Small businesses often prefer to treat workers as independent contractors for any number of reasons: avoiding the bother of calculating and paying employee withholdings; escaping the employer’s required expenses for unemployment insurance, workers’ compensation, and other costs; and, freedom from overtime and other wage and hour regulations. In short, treating employees as “independent contractors” can exert a strong attraction on a small business.
Like many other strong temptations, treating an employee as an independent contractor can also lead directly to hell if the employee is not, in fact, an independent contractor. The litany of hellish consequences, both for an employer and for its responsible officers and equity owners, is sobering.
First there are the unpaid withholdings for which not only the employer but also its responsible officers and directors may have joint and several personal liability. Officers, directors, members, managers, partners and limited liability partners are also personally liable, jointly and severally, with their business entity and each other for all claims’ costs, civil penalties and attorney fees if it’s determined that the “ independent contractor” was really an “employee” when they were injured while working. ORS 656.735.
Where an employee, misclassified as an “independent contractor” by their employer, is injured on the job, they are not only free to bring a personal injury action against their employer but the employer loses the benefit of any defense based on the employee’s own contributory negligence. ORS 656.020.
Likewise, individuals responsible for compliance with an employer’s unemployment insurance may be held personally liable, jointly and severally with each other and with their employer, for unemployment benefits and claim costs for an employee misclassified as an independent contractor. ORS 657.516.

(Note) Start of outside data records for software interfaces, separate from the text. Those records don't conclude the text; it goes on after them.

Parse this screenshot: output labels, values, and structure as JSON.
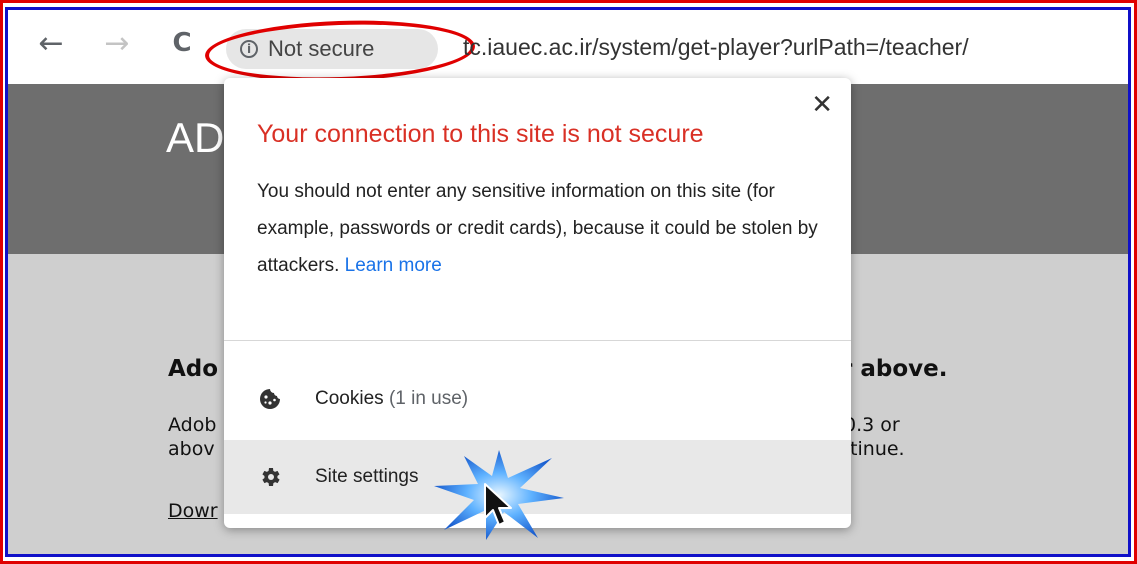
{
  "toolbar": {
    "back_glyph": "←",
    "forward_glyph": "→",
    "reload_glyph": "C",
    "security_chip_label": "Not secure",
    "info_glyph": "i",
    "url_visible_text": "tc.iauec.ac.ir/system/get-player?urlPath=/teacher/"
  },
  "page": {
    "title_fragment": "AD",
    "heading_fragment_left": "Ado",
    "heading_fragment_right": "r above.",
    "body_fragments_left": [
      "Adob",
      "abov"
    ],
    "body_fragments_right": [
      "0.3 or",
      "ntinue."
    ],
    "link_fragment": "Dowr"
  },
  "popup": {
    "close_glyph": "✕",
    "title": "Your connection to this site is not secure",
    "body": "You should not enter any sensitive information on this site (for example, passwords or credit cards), because it could be stolen by attackers.",
    "learn_more": "Learn more",
    "cookies_label": "Cookies",
    "cookies_count": "(1 in use)",
    "site_settings_label": "Site settings"
  },
  "colors": {
    "warning_title": "#d93025",
    "link": "#1a73e8",
    "annotation_red": "#e00000",
    "annotation_blue": "#1010c8",
    "starburst": "#3a8ee8"
  },
  "icons": [
    "back-arrow-icon",
    "forward-arrow-icon",
    "reload-icon",
    "info-icon",
    "close-icon",
    "cookie-icon",
    "gear-icon",
    "cursor-pointer-icon"
  ]
}
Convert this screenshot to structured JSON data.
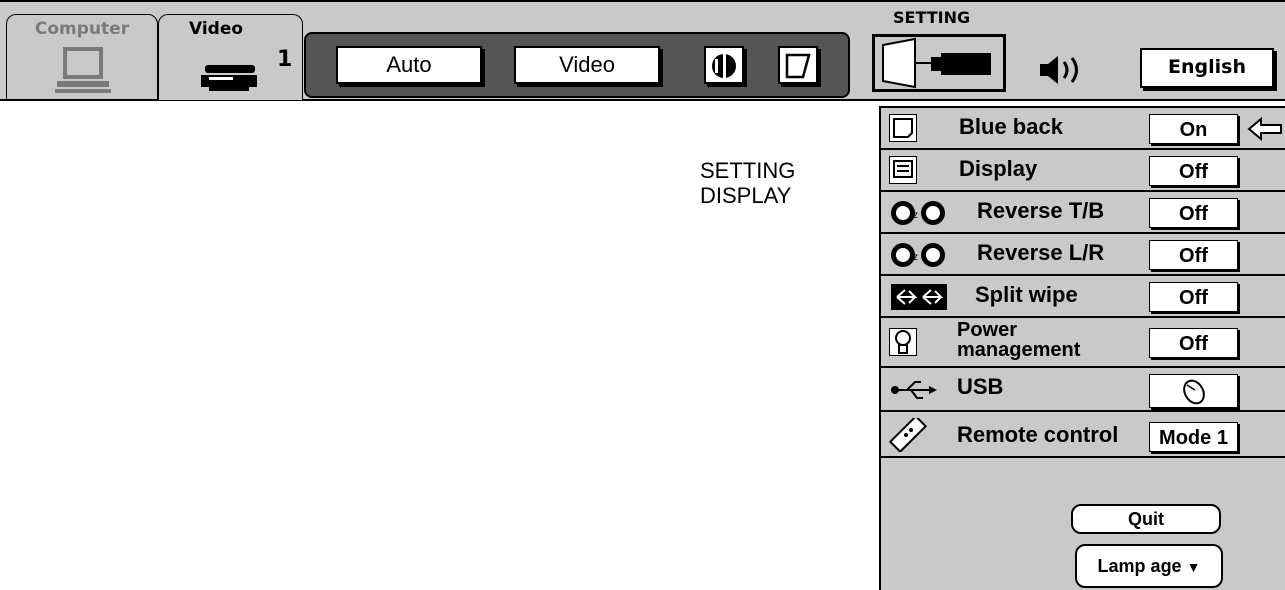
{
  "tabs": [
    {
      "label": "Computer"
    },
    {
      "label": "Video",
      "number": "1"
    }
  ],
  "toolbar": {
    "auto_label": "Auto",
    "video_label": "Video",
    "setting_title": "SETTING",
    "language_label": "English"
  },
  "caption": {
    "line1": "SETTING",
    "line2": "DISPLAY"
  },
  "menu": {
    "items": [
      {
        "label": "Blue back",
        "value": "On",
        "icon": "blue-back-icon"
      },
      {
        "label": "Display",
        "value": "Off",
        "icon": "display-icon"
      },
      {
        "label": "Reverse T/B",
        "value": "Off",
        "icon": "reverse-tb-icon"
      },
      {
        "label": "Reverse L/R",
        "value": "Off",
        "icon": "reverse-lr-icon"
      },
      {
        "label": "Split wipe",
        "value": "Off",
        "icon": "split-wipe-icon"
      },
      {
        "label": "Power",
        "label2": "management",
        "value": "Off",
        "icon": "power-management-icon"
      },
      {
        "label": "USB",
        "value": "",
        "icon": "usb-icon"
      },
      {
        "label": "Remote control",
        "value": "Mode 1",
        "icon": "remote-control-icon"
      }
    ],
    "quit_label": "Quit",
    "lamp_age_label": "Lamp age"
  }
}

Accordingly, whether to treat any individual providing services to a business as an independent contractor is a decision which should be made with caution. A mistake could not only damage your business but drain your personal finances as well.
© 12/12/2013 Lawrence B. Hunt of Hunt & Associates, P.C. All rights reserved.